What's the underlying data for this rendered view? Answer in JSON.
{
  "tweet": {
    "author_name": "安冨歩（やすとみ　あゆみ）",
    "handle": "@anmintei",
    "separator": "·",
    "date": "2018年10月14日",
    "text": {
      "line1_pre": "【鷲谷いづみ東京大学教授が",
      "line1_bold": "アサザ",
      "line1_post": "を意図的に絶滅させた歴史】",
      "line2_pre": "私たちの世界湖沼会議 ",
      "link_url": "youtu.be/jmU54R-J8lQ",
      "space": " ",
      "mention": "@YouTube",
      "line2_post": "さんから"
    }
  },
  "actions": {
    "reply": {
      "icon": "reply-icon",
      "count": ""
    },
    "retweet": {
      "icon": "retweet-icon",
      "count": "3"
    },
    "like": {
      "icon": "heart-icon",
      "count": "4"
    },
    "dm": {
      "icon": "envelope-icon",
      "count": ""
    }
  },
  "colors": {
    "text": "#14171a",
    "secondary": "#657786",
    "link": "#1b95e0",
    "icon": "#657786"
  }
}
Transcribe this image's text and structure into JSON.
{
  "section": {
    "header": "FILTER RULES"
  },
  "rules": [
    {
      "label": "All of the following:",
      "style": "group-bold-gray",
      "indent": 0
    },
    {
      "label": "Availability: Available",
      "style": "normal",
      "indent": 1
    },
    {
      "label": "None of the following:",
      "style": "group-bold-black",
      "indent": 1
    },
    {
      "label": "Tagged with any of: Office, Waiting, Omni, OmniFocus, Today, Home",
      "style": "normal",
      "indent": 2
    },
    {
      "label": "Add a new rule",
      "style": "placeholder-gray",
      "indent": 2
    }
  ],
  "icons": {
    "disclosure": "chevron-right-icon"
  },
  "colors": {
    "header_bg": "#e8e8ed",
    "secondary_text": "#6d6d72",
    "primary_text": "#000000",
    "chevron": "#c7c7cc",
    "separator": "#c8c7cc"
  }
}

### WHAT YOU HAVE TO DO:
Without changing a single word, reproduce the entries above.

### EXERCISE SOLUTION:
What's the underlying data for this rendered view? Answer in JSON.
{
  "tweet": {
    "author_name": "安冨歩（やすとみ　あゆみ）",
    "handle": "@anmintei",
    "separator": "·",
    "date": "2018年10月14日",
    "text": {
      "line1_pre": "【鷲谷いづみ東京大学教授が",
      "line1_bold": "アサザ",
      "line1_post": "を意図的に絶滅させた歴史】",
      "line2_pre": "私たちの世界湖沼会議 ",
      "link_url": "youtu.be/jmU54R-J8lQ",
      "space": " ",
      "mention": "@YouTube",
      "line2_post": "さんから"
    }
  },
  "actions": {
    "reply": {
      "icon": "reply-icon",
      "count": ""
    },
    "retweet": {
      "icon": "retweet-icon",
      "count": "3"
    },
    "like": {
      "icon": "heart-icon",
      "count": "4"
    },
    "dm": {
      "icon": "envelope-icon",
      "count": ""
    }
  },
  "colors": {
    "text": "#14171a",
    "secondary": "#657786",
    "link": "#1b95e0",
    "icon": "#657786"
  }
}
Transcribe this image's text and structure into JSON.
{
  "section": {
    "header": "FILTER RULES"
  },
  "rules": [
    {
      "label": "All of the following:",
      "style": "group-bold-gray",
      "indent": 0
    },
    {
      "label": "Availability: Available",
      "style": "normal",
      "indent": 1
    },
    {
      "label": "None of the following:",
      "style": "group-bold-black",
      "indent": 1
    },
    {
      "label": "Tagged with any of: Office, Waiting, Omni, OmniFocus, Today, Home",
      "style": "normal",
      "indent": 2
    },
    {
      "label": "Add a new rule",
      "style": "placeholder-gray",
      "indent": 2
    }
  ],
  "icons": {
    "disclosure": "chevron-right-icon"
  },
  "colors": {
    "header_bg": "#e8e8ed",
    "secondary_text": "#6d6d72",
    "primary_text": "#000000",
    "chevron": "#c7c7cc",
    "separator": "#c8c7cc"
  }
}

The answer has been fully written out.